"I want to stay here (in Washington) but I'm taking a gamble, I guess. If I have a bad year, it could hurt me. But I don't expect to have a bad year."
"I'm not worried about it. If I sign during the season, that'll be good. If I don't, it's no sweat Either way, I'll be playing basketball somewhere next year.
It would have been an easy thing to do. Just pick up a pen, sign your name and the pressure would have betn off for another three or four years.
But Kevin Grevey couldn't do it.
"They (the Bullets) wanted me to sign a new contract and it was tempting, but it was too early," Grevey said. "I told them I didn't want to do any thing until later in the season, that the time wasn't right I wanted to wait and talk some more."

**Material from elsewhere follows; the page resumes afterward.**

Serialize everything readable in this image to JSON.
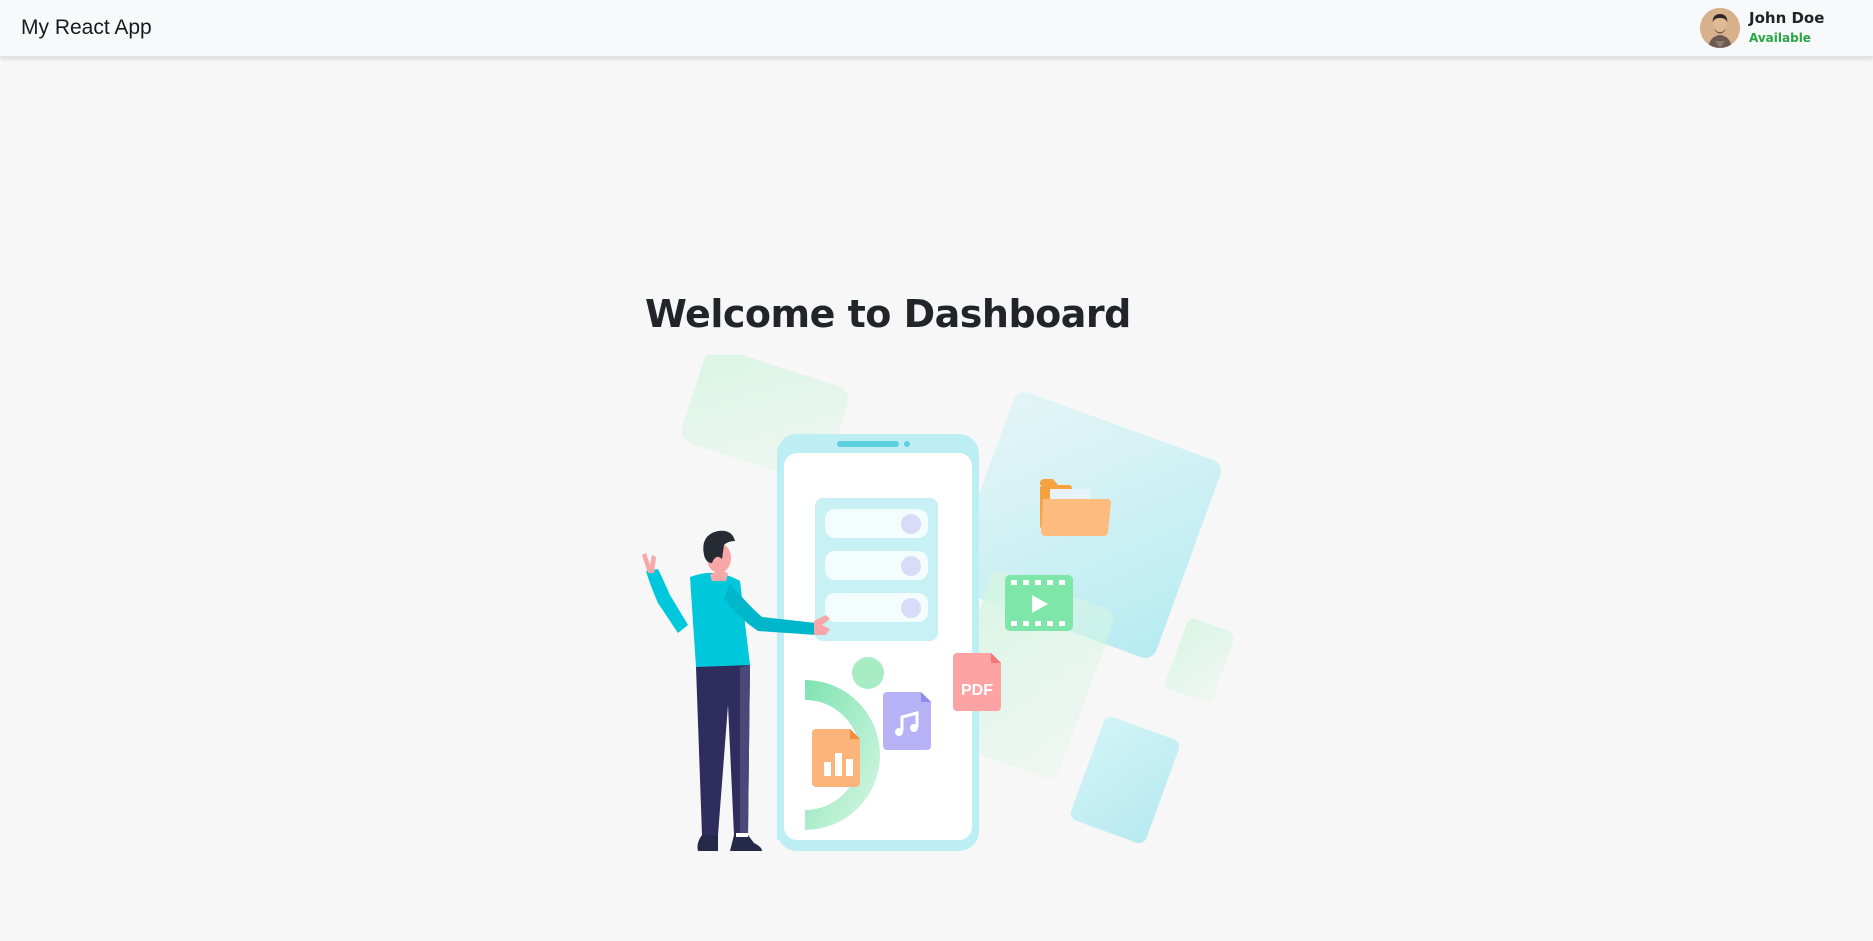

So Grevey walked away from security, a nice raise and took a gamble. Although his contract runs out this season, he says he really doesn't want to become a free agent. But he also doesn't want to commit himself to a contract "until I can get into my game some more and get things in gear."
Tom Henderson already knows as much as he needs to about his back court abilities. He was a first-round draft pick and was considered good enough by the Bullets to be acquired - along with another No. 1 choice - for Truck Robinson. There are plenty of NBA teams that search for playmakers with his size and strength. He knows that too.
Like Grevey, his contract expires this season. He says the club and he "have just brushed around the edges about a new contract, but nothing has come up where I could decide whether I want to sign something or not.
"I'm not in a hurry. It doesn't affect what I'm doing now. I just go out and play ball. Even if I have a bad year, it shouldn't hurt me. I've had three good ones and that should count for something."
Getting Grevey and Henderson's signatures on a contract may prove as elusive for General Manager Bob Ferry as was that first NBA title.
Both have their reasons for postponing new commitments. Grevey is in only his second season as a guard and he still doesn't know how far he can grow in the position. Henderson, who says little about the subject, still remembers that Washington probably would have unloaded him last summer if the team had been knocked out quickly in the playoffs.
He isn't being vindictive, just cautious until he can fully grasp how this season will unfold for him and how his relations with management will develop.
"I think they (the Bullet management) have more confidence in me," he said. "I understand what Dick (Motta) wants, and he understands me better, too. Last year was an adjustment time for me. I had to really get used to his offense. Now I am. Things change with time."
With the decision to postpone signing says Grevey, comes added pressure.
"If anything, I should be playing harder than ever," he said. "If I have a good year, it would improve my leverage. But I'm sure people think that I'm out there worrying only about myself and making sure I alway look good."
When the two play as they did Wednesday night against Milwankee, their bargaining power grows. With Henderson controlling the Bullet offense and Grevey swishing 25-footers. Motta had the perfect complement for his formidable front court.
Milwaukee was befuddled by the versatility of Washington's offense. Grevey's 16 first-quarter points prevented the Bucks from sagging and Henderson's ability to ignite a running game never gave them a chance to rally from an early 20-point deficit.
"It was different for us," said Grevey. "Usually, we are depending on the inside guys to loosen it up for us. But this time, we got it going out front first and made them conselous of our shooting. Everyone was setting up plays for me and things just took off."
For the Bullets to have consistency this season, they will need a series of similar efforts from Henderson and Gervey. Tonight for example, they will travel to Rutgers to face another zone-oriented team, New Jersey, and without a fluid fast break and a perimeter shooting game, Washington could have difficulty handling the much-improved Nets.
Grevey's role as a shooter lends itself to less stability. On cold nights, he turns in more bench time than he likes. When he is hot, he prompts Motta to play him extensively.
"What I don't know right now, he said. "Is how consistent those hot night can be. I feel I have nothing but a better future ahead for me. I belong at guard and I'm going to get better at it.
"Tommy has been a guard all his life. He knows what he can do and how to play. It's different for me. Sometimes you get tempted and say. 'Why not sign a long-term contract and stop worrying?' That's what the Bullets would like.
"But until I know my potential in this position, it's hard for me to commit myself to a long contract. Some guys have done that and they wish they hadn't. If you are good enough, the ideal would be to go from year to year, getting a new contract each time.
"I don't know if I'm ready to go that far. That's the problem. I'm in the middle and I need time to work it all out."